By Dr. Ron O’Brien
Eight-Time Olympic Coach
The origin of fancy diving goes as far back as the 17th century in connection with the great gymnastic movement in Germany and Sweden. In the summertime, gymnasts moved their equipment to the beaches, and acrobatics over the water became a part of their activities. Diving, then, is more related to gymnastics than to swimming. However, since swimming and diving both use a water medium, they have naturally become linked.
Platform diving (33 feet high) achieved international notice in the 1904 Olympic Games in St. Louis when it was included as an event in the men’s swimming program. Springboard diving was added for the 1908 Games in London. Women’s diving was slower to evolve. It was not until 1912 that plain high diving was included in the Olympics, and in 1920, the first women’s springboard contest was conducted. Fancy high diving for women reached international acclaim in 1928.
Germany and Sweden dominated the early competition. It wasn’t until 1920 that the United States reached worldwide prominence in diving by winning three of the gold medals in the Olympics (men’s and women’s springboard and men’s platform events). It was the beginning of a victorious era for the diving in the United States, which has won 47 Olympic gold medals in diving.
Two men have been most important in the development of U.S. diving supremacy. Ernst Bransten, who is called the “father of diving in the United States,” came to this country from Sweden shortly before the 1920s.
Bransten brought with him a vast knowledge of the fundamentals of the sport, along with some revolutionary ideas for developing divers. Among his many contributions was the construction of a “sand pit”—a diving board mounted over sand. This apparatus allows the diver to practice many of the movement patterns of diving, especially the approach and takeoff, more efficiently.
But Mike Peppe, the swimming and diving coach at Ohio State University from 1931 to 1963, did more to promote and develop diving in this country than any other man. By maintaining a strong squad of divers on his collegiate swimming teams and treating diving and swimming with equal importance, Peppe encouraged other schools to emphasize diving in order to compete with his teams evenly.

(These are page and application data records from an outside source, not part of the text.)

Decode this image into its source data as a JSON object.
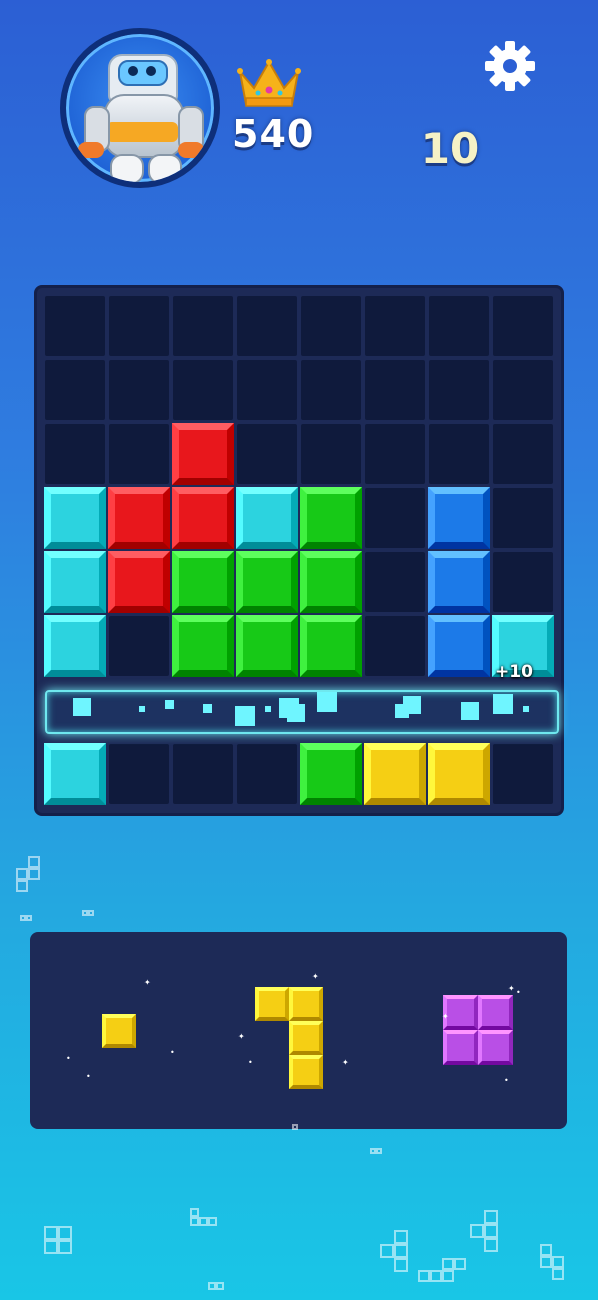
{
  "header": {
    "best_score": "540",
    "current_score": "10",
    "avatar_icon": "robot-avatar-icon",
    "crown_icon": "crown-icon",
    "settings_icon": "gear-icon"
  },
  "board": {
    "rows": 8,
    "cols": 8,
    "grid": [
      [
        "",
        "",
        "",
        "",
        "",
        "",
        "",
        ""
      ],
      [
        "",
        "",
        "",
        "",
        "",
        "",
        "",
        ""
      ],
      [
        "",
        "",
        "red",
        "",
        "",
        "",
        "",
        ""
      ],
      [
        "cyan",
        "red",
        "red",
        "cyan",
        "green",
        "",
        "blue",
        ""
      ],
      [
        "cyan",
        "red",
        "green",
        "green",
        "green",
        "",
        "blue",
        ""
      ],
      [
        "cyan",
        "",
        "green",
        "green",
        "green",
        "",
        "blue",
        "cyan"
      ],
      [
        "",
        "",
        "",
        "",
        "",
        "",
        "",
        ""
      ],
      [
        "cyan",
        "",
        "",
        "",
        "green",
        "yellow",
        "yellow",
        ""
      ]
    ],
    "clearing_row": 6,
    "points_popup": "+10"
  },
  "tray": {
    "pieces": [
      {
        "name": "single-square",
        "color": "yellow",
        "cells": [
          [
            0,
            0
          ]
        ]
      },
      {
        "name": "j-piece",
        "color": "yellow",
        "cells": [
          [
            0,
            0
          ],
          [
            0,
            1
          ],
          [
            1,
            1
          ],
          [
            2,
            1
          ]
        ]
      },
      {
        "name": "square-2x2",
        "color": "purple",
        "cells": [
          [
            0,
            0
          ],
          [
            0,
            1
          ],
          [
            1,
            0
          ],
          [
            1,
            1
          ]
        ]
      }
    ]
  },
  "colors": {
    "red": "#e8171c",
    "cyan": "#2cd3df",
    "green": "#17c917",
    "blue": "#1c7ae8",
    "yellow": "#f5cf14",
    "purple": "#b94fe6"
  }
}
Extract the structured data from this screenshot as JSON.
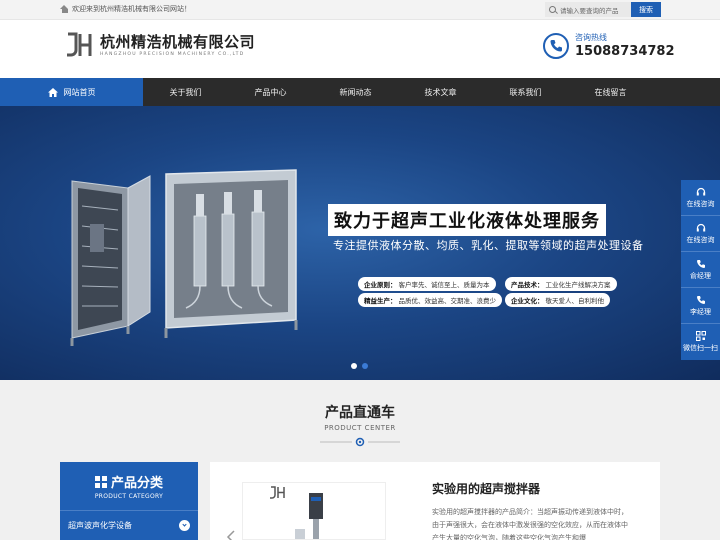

Peppe’s influence on college programs has resulted in improved facilities for diving, increased practice time, greater respect for the sport, and the birth of a new type of coach—the diving coach. It’s for this reason that many refer to him as “the father of collegiate diving in the United States.”
Since 1904, Olympic diving has changed in leaps and bounds and continues to rapidly progress. The early days of 14 platform and 20 springboard dives have evolved into endless possibilities of twists and somersaults. While a double somersault from the platform was considered dangerous in 1904, today’s divers are completing flawless reverse four and a half somersaults with ease. Those who suggest that today’s diving performance has reached its peak need only look at the past. As new divers take to the springboards and platforms, new breakthroughs in diving often follow.